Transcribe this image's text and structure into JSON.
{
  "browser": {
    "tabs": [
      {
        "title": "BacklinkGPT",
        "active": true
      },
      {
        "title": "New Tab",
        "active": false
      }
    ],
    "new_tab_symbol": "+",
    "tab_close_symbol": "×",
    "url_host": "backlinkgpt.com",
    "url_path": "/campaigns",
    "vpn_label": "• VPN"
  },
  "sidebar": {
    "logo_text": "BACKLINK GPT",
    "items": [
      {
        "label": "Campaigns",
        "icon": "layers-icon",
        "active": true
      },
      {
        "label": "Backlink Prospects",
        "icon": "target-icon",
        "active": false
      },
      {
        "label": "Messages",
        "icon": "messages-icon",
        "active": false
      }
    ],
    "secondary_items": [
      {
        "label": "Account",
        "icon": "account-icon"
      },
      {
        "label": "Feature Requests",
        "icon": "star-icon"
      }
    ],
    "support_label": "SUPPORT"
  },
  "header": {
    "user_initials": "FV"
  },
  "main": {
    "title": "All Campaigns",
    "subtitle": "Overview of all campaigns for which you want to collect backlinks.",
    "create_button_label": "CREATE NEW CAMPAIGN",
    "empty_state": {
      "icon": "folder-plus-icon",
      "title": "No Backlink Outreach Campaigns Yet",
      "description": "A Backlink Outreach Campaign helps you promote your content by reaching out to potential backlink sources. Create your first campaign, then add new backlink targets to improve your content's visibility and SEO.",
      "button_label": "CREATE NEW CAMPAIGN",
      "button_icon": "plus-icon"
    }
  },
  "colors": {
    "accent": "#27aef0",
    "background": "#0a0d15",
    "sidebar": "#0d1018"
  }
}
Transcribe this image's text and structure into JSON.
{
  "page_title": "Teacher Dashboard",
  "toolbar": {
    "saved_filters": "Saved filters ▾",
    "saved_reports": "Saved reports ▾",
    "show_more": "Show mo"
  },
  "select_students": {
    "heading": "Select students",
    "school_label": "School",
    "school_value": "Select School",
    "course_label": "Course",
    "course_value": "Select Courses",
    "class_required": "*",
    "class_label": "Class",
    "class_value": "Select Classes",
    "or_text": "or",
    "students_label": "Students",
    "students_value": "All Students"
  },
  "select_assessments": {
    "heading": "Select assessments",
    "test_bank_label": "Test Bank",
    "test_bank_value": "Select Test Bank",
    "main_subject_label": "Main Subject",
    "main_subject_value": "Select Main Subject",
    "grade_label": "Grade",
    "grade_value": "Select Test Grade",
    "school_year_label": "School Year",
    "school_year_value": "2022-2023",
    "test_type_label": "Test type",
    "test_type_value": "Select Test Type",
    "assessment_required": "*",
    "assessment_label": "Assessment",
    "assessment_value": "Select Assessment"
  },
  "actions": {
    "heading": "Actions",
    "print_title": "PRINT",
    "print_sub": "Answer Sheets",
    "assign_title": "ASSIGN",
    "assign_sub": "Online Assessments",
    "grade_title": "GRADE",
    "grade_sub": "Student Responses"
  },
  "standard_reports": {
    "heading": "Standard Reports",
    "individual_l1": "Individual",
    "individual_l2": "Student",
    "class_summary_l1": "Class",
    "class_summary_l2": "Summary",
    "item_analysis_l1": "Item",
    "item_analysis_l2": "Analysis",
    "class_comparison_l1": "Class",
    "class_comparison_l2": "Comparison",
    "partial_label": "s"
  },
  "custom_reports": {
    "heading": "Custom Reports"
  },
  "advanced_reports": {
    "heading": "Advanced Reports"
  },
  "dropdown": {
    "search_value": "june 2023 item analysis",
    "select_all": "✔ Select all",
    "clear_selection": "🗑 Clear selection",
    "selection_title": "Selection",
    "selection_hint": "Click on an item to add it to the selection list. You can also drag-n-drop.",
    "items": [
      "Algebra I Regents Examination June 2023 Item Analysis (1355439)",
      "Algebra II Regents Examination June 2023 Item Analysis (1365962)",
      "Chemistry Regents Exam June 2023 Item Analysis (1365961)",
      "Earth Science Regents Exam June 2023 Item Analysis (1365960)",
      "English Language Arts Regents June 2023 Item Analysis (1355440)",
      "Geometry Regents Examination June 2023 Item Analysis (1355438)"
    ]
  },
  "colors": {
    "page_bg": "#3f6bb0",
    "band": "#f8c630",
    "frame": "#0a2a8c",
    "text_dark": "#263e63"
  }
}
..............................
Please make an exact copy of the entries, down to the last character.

Transcribe this image's text and structure into JSON.
{
  "browser": {
    "tabs": [
      {
        "title": "BacklinkGPT",
        "active": true
      },
      {
        "title": "New Tab",
        "active": false
      }
    ],
    "new_tab_symbol": "+",
    "tab_close_symbol": "×",
    "url_host": "backlinkgpt.com",
    "url_path": "/campaigns",
    "vpn_label": "• VPN"
  },
  "sidebar": {
    "logo_text": "BACKLINK GPT",
    "items": [
      {
        "label": "Campaigns",
        "icon": "layers-icon",
        "active": true
      },
      {
        "label": "Backlink Prospects",
        "icon": "target-icon",
        "active": false
      },
      {
        "label": "Messages",
        "icon": "messages-icon",
        "active": false
      }
    ],
    "secondary_items": [
      {
        "label": "Account",
        "icon": "account-icon"
      },
      {
        "label": "Feature Requests",
        "icon": "star-icon"
      }
    ],
    "support_label": "SUPPORT"
  },
  "header": {
    "user_initials": "FV"
  },
  "main": {
    "title": "All Campaigns",
    "subtitle": "Overview of all campaigns for which you want to collect backlinks.",
    "create_button_label": "CREATE NEW CAMPAIGN",
    "empty_state": {
      "icon": "folder-plus-icon",
      "title": "No Backlink Outreach Campaigns Yet",
      "description": "A Backlink Outreach Campaign helps you promote your content by reaching out to potential backlink sources. Create your first campaign, then add new backlink targets to improve your content's visibility and SEO.",
      "button_label": "CREATE NEW CAMPAIGN",
      "button_icon": "plus-icon"
    }
  },
  "colors": {
    "accent": "#27aef0",
    "background": "#0a0d15",
    "sidebar": "#0d1018"
  }
}
Transcribe this image's text and structure into JSON.
{
  "page_title": "Teacher Dashboard",
  "toolbar": {
    "saved_filters": "Saved filters ▾",
    "saved_reports": "Saved reports ▾",
    "show_more": "Show mo"
  },
  "select_students": {
    "heading": "Select students",
    "school_label": "School",
    "school_value": "Select School",
    "course_label": "Course",
    "course_value": "Select Courses",
    "class_required": "*",
    "class_label": "Class",
    "class_value": "Select Classes",
    "or_text": "or",
    "students_label": "Students",
    "students_value": "All Students"
  },
  "select_assessments": {
    "heading": "Select assessments",
    "test_bank_label": "Test Bank",
    "test_bank_value": "Select Test Bank",
    "main_subject_label": "Main Subject",
    "main_subject_value": "Select Main Subject",
    "grade_label": "Grade",
    "grade_value": "Select Test Grade",
    "school_year_label": "School Year",
    "school_year_value": "2022-2023",
    "test_type_label": "Test type",
    "test_type_value": "Select Test Type",
    "assessment_required": "*",
    "assessment_label": "Assessment",
    "assessment_value": "Select Assessment"
  },
  "actions": {
    "heading": "Actions",
    "print_title": "PRINT",
    "print_sub": "Answer Sheets",
    "assign_title": "ASSIGN",
    "assign_sub": "Online Assessments",
    "grade_title": "GRADE",
    "grade_sub": "Student Responses"
  },
  "standard_reports": {
    "heading": "Standard Reports",
    "individual_l1": "Individual",
    "individual_l2": "Student",
    "class_summary_l1": "Class",
    "class_summary_l2": "Summary",
    "item_analysis_l1": "Item",
    "item_analysis_l2": "Analysis",
    "class_comparison_l1": "Class",
    "class_comparison_l2": "Comparison",
    "partial_label": "s"
  },
  "custom_reports": {
    "heading": "Custom Reports"
  },
  "advanced_reports": {
    "heading": "Advanced Reports"
  },
  "dropdown": {
    "search_value": "june 2023 item analysis",
    "select_all": "✔ Select all",
    "clear_selection": "🗑 Clear selection",
    "selection_title": "Selection",
    "selection_hint": "Click on an item to add it to the selection list. You can also drag-n-drop.",
    "items": [
      "Algebra I Regents Examination June 2023 Item Analysis (1355439)",
      "Algebra II Regents Examination June 2023 Item Analysis (1365962)",
      "Chemistry Regents Exam June 2023 Item Analysis (1365961)",
      "Earth Science Regents Exam June 2023 Item Analysis (1365960)",
      "English Language Arts Regents June 2023 Item Analysis (1355440)",
      "Geometry Regents Examination June 2023 Item Analysis (1355438)"
    ]
  },
  "colors": {
    "page_bg": "#3f6bb0",
    "band": "#f8c630",
    "frame": "#0a2a8c",
    "text_dark": "#263e63"
  }
}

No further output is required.